A Videonystagmography, or VNG for short, is a test which measures involuntary eye motions, termed nystagmus. Theses involuntary eye motions can be fast or slow, and cause your eyes to move side to side, or up and down. This information is send to the brain, but conflicts with information from the inner ear. The inner ear, like our vision is one of our balance systems, providing information about where we are in space. This conflicting information often causes the symptoms of dizziness and imbalance. If this occurs, it is a sign of a vestibular hypofunction.
What happens During a VNG?

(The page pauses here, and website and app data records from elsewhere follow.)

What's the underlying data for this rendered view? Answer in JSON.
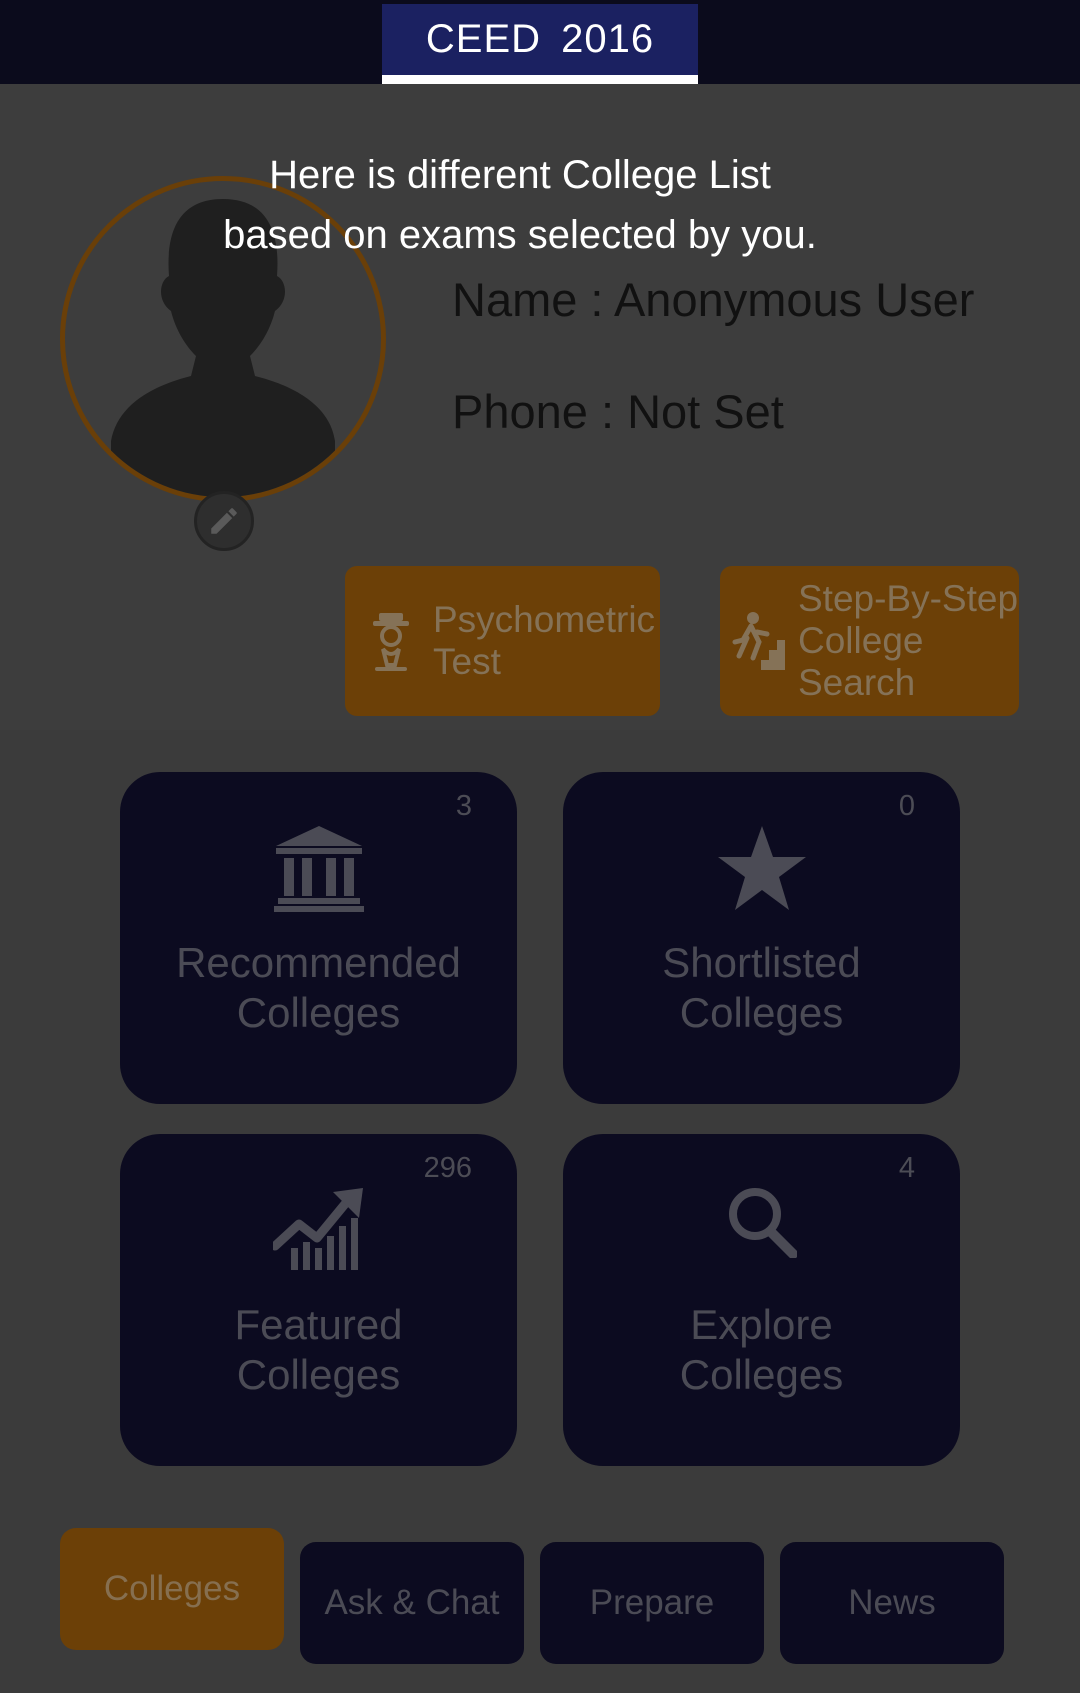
{
  "header": {
    "exam_label": "CEED  2016"
  },
  "tooltip": {
    "line1": "Here is different College List",
    "line2": "based on exams selected by you."
  },
  "profile": {
    "name_text": "Name : Anonymous User",
    "phone_text": "Phone : Not Set"
  },
  "actions": {
    "psychometric": {
      "line1": "Psychometric",
      "line2": "Test",
      "icon": "person-with-hat-icon"
    },
    "step_search": {
      "line1": "Step-By-Step",
      "line2": "College",
      "line3": "Search",
      "icon": "person-climbing-stairs-icon"
    }
  },
  "tiles": [
    {
      "count": "3",
      "line1": "Recommended",
      "line2": "Colleges",
      "icon": "institution-icon"
    },
    {
      "count": "0",
      "line1": "Shortlisted",
      "line2": "Colleges",
      "icon": "star-icon"
    },
    {
      "count": "296",
      "line1": "Featured",
      "line2": "Colleges",
      "icon": "trending-chart-icon"
    },
    {
      "count": "4",
      "line1": "Explore",
      "line2": "Colleges",
      "icon": "search-icon"
    }
  ],
  "bottom_nav": [
    {
      "label": "Colleges",
      "active": true
    },
    {
      "label": "Ask & Chat",
      "active": false
    },
    {
      "label": "Prepare",
      "active": false
    },
    {
      "label": "News",
      "active": false
    }
  ],
  "colors": {
    "overlay": "#3b3b3b",
    "accent_orange": "#6c4007",
    "tile_navy": "#0c0b20",
    "exam_tab": "#1b2161"
  }
}
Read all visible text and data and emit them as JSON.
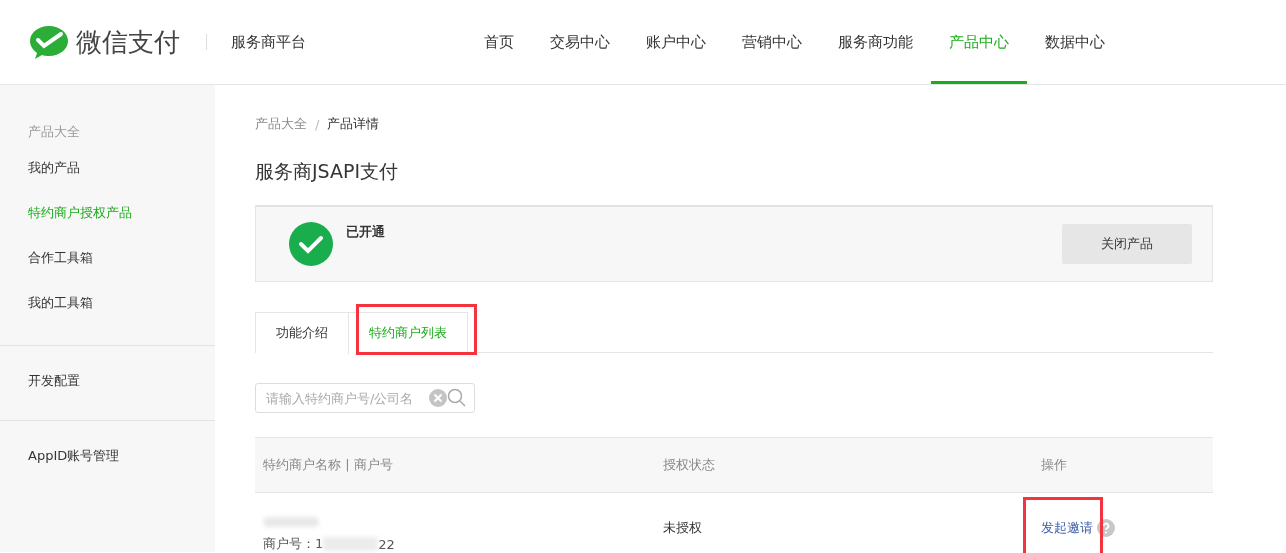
{
  "header": {
    "logo_text": "微信支付",
    "platform": "服务商平台",
    "nav": [
      {
        "label": "首页",
        "selected": false
      },
      {
        "label": "交易中心",
        "selected": false
      },
      {
        "label": "账户中心",
        "selected": false
      },
      {
        "label": "营销中心",
        "selected": false
      },
      {
        "label": "服务商功能",
        "selected": false
      },
      {
        "label": "产品中心",
        "selected": true
      },
      {
        "label": "数据中心",
        "selected": false
      }
    ]
  },
  "sidebar": {
    "groups": [
      {
        "title": "产品大全",
        "items": [
          {
            "label": "我的产品",
            "selected": false
          },
          {
            "label": "特约商户授权产品",
            "selected": true
          },
          {
            "label": "合作工具箱",
            "selected": false
          },
          {
            "label": "我的工具箱",
            "selected": false
          }
        ]
      },
      {
        "items": [
          {
            "label": "开发配置",
            "selected": false
          }
        ]
      },
      {
        "items": [
          {
            "label": "AppID账号管理",
            "selected": false
          }
        ]
      }
    ]
  },
  "breadcrumb": [
    "产品大全",
    "产品详情"
  ],
  "breadcrumb_separator": "/",
  "title": "服务商JSAPI支付",
  "status": {
    "label": "已开通",
    "button": "关闭产品"
  },
  "tabs": [
    {
      "label": "功能介绍",
      "selected": false,
      "highlighted": false
    },
    {
      "label": "特约商户列表",
      "selected": true,
      "highlighted": true
    }
  ],
  "search": {
    "placeholder": "请输入特约商户号/公司名"
  },
  "table": {
    "columns": [
      "特约商户名称 | 商户号",
      "授权状态",
      "操作"
    ],
    "rows": [
      {
        "merchant_id_start": "商户号：1",
        "merchant_id_end": "22",
        "status": "未授权",
        "action": "发起邀请",
        "action_highlighted": true
      }
    ]
  }
}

Your VNG is performed by a skilled audiologist. During this test, you will be in a dark room and wearing goggles to record your eye motions. There are three categories of tests which will be performed:
- Occular Testing- Involves following moving lights on a bar

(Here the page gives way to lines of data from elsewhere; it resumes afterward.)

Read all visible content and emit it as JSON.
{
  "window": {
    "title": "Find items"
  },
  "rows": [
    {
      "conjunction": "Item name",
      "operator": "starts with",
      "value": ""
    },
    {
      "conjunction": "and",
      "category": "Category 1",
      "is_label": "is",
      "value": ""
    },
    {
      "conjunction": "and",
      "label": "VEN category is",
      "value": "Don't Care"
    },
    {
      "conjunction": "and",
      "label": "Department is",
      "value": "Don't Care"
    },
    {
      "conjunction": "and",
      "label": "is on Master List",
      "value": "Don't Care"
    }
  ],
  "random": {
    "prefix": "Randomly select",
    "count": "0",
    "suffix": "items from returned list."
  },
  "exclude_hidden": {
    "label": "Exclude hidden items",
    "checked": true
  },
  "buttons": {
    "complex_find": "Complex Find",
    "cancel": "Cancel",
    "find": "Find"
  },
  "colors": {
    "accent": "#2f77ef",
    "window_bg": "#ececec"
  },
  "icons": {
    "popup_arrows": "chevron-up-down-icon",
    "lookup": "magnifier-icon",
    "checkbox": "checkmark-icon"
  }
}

- Positional Testing – Your head and body will be moved into different positions
- Caloric Testing – Warm and cool air is blow into your ear
What Do the Results Mean?
If your results are normal, it means you inner ear (vestibular system) is working well. If the results are abnormal, it usually indicates there is a disorder of the inner ear. These disorders include:
- Vestibular hypofunction
- Benign Positional Paroxysmal Vertigo (BPPV)
Abnormal results during some test components may also indicate a central nervous system abnormality. At this point, an MRI will be ordered. Following the test, your doctor will discuss the results with you.